Listen to Don Tapscott, a leading thinker on how technology impacts business, discuss the business problems that blockchain can solve.
Want to hear more from Don?
Enroll in his Blockchain and Business: Applications and Implications course, which is part of the Blockchain Revolution for the Enterprise Specialization.
What is blockchain?
Blockchain began as the underlying technology behind cryptocurrencies like Bitcoin, but it’s now become a generalized technology that we think of as the internet of value.
For 40 years, we’ve had an internet of information.

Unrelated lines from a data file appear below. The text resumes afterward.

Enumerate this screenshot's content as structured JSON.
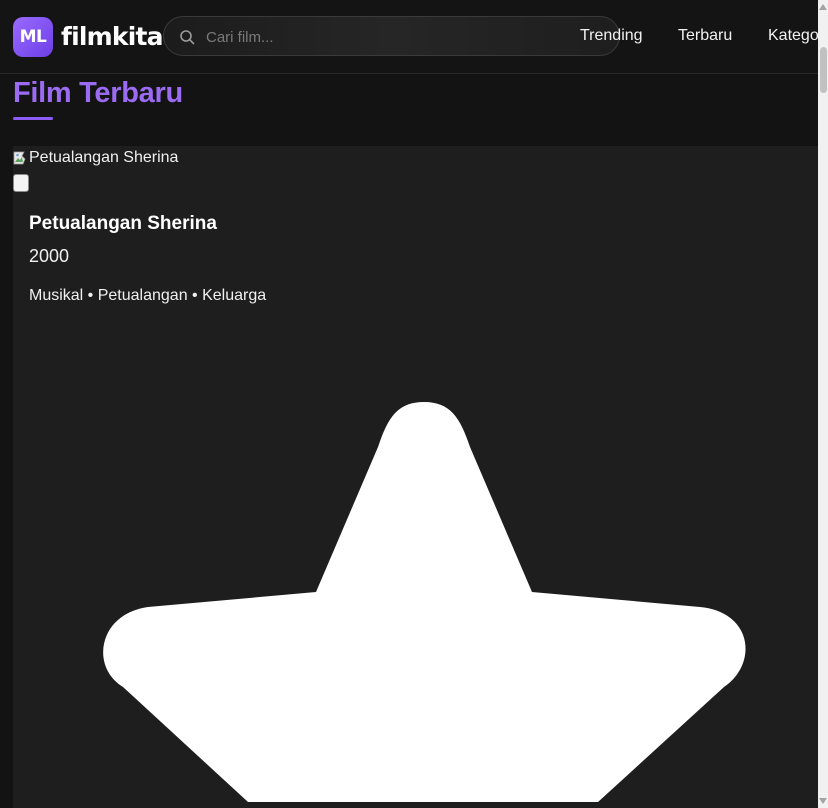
{
  "header": {
    "logo_badge": "ML",
    "logo_text": "filmkita",
    "search_placeholder": "Cari film...",
    "nav": [
      "Trending",
      "Terbaru",
      "Kategori"
    ]
  },
  "page": {
    "title": "Film Terbaru"
  },
  "movie": {
    "image_alt": "Petualangan Sherina",
    "title": "Petualangan Sherina",
    "year": "2000",
    "genres": "Musikal • Petualangan • Keluarga"
  },
  "colors": {
    "accent": "#8b5cf6",
    "title": "#9b6cf2",
    "background": "#131313",
    "card": "#1e1e1e"
  },
  "icons": {
    "search": "search-icon",
    "favorite": "star-icon"
  }
}
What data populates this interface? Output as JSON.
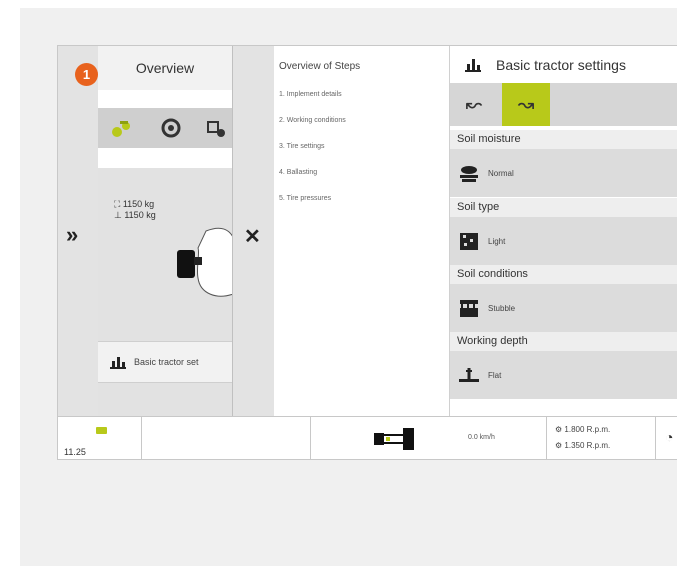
{
  "badge": "1",
  "overview_tab": "Overview",
  "left_icons": [
    "tractor-settings-icon",
    "tire-icon",
    "ballast-icon"
  ],
  "weights": {
    "front": "1150 kg",
    "rear": "1150 kg"
  },
  "basic_button": "Basic tractor set",
  "steps": {
    "title": "Overview of Steps",
    "items": [
      "1. Implement details",
      "2. Working conditions",
      "3. Tire settings",
      "4. Ballasting",
      "5. Tire pressures"
    ]
  },
  "settings": {
    "title": "Basic tractor settings",
    "sections": [
      {
        "label": "Soil moisture",
        "value": "Normal"
      },
      {
        "label": "Soil type",
        "value": "Light"
      },
      {
        "label": "Soil conditions",
        "value": "Stubble"
      },
      {
        "label": "Working depth",
        "value": "Flat"
      }
    ]
  },
  "status": {
    "time": "11.25",
    "speed": "0.0 km/h",
    "rpm1": "1.800 R.p.m.",
    "rpm2": "1.350 R.p.m."
  },
  "colors": {
    "accent": "#b8c91a",
    "badge": "#e8621d"
  }
}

Now with blockchain, we have an internet of value—where anything from money, stocks, intellectual property, designs, the data in our identities, even cultural assets like art or music or votes—can be managed or transacted in a secure and private way and where trust is achieved by cryptography, collaboration and some clever code.
Just like the internet before it, blockchain as the internet of value holds vast promise to transform our businesses and to disrupt entire industries. Because now, we have a new operating system for the 21st-century corporation.
Talent, assets, and capability can be outside of corporations, leading us to very profound changes in business models—and then the deep structure and architecture of the firm. Entire industries are being changed by blockchain as we have a technology that enables peers to come together and collaborate in exciting, new ways.
What real-world business problems can blockchain solve?
Blockchain can solve many real-world problems across many industries, and we’re studying 14 of them at the Blockchain Research Institute.
In financial services, it speeds up the metabolism. Think about when you tap your card in a Starbucks and messages go through six companies, and three days later, clearing or settlement occurs.
Well, if all of that were based on blockchain on a distributed ledger, there would be no three-day settlement period because the payment and the settlement would be the same activity. There would be no counterparty risk or no cost or no delay. And that’s one of dozens and dozens of opportunities in that industry.
Think about remittances, a trillion-dollar industry, where people who’ve left their ancestral lands send money back home to their families, the global diaspora. This shouldn’t take four to seven days and cost a housekeeper 10 to 20%. It should happen instantly and cost almost nothing, and blockchain can handle that.
Blockchain can solve the problem of land titles in the world, where 70% of land titles in the developing world are not enforceable. Blockchain can help us create a more open and transparent platform for government and help end to corruption.
And in business, of course, every industry is up for transformation. Just think about supply chains, a $50-trillion industry. All of that is moving towards a blockchain platform. So, this is 1995. Only this time, it’s bigger than the internet of information. This is the internet of value.
What are the most exciting business applications of blockchain?
When it comes to business, one of the biggest themes has to do with identity and that relates to data.
The virtual you—all this data that is a mirror image of you—is not owned by you. And in some cases, it knows more about you than you do. Because you don’t remember where you were a year ago or what you said, or what you bought, or what score you got on a test, or what medication you took, or what your heart rate was. Get the picture.
The trouble is you create this data. But it’s captured by the new digital landlords, large technology companies, some financial companies, governments, and so on. And it means that you can’t use this data to plan your life. You can’t monetize the data.
And this has created a bifurcation of wealth in society as data is the new asset class owned by a tiny handful. And it means that your privacy is undermined and people say, well, privacy is dead. Get over. They’re making a big mistake.
Privacy is the foundation of freedom. We can get our identities back through blockchain, a self-sovereign identity that sweeps up all this data as you go throughout life. And the data that you create is owned by you and used for you.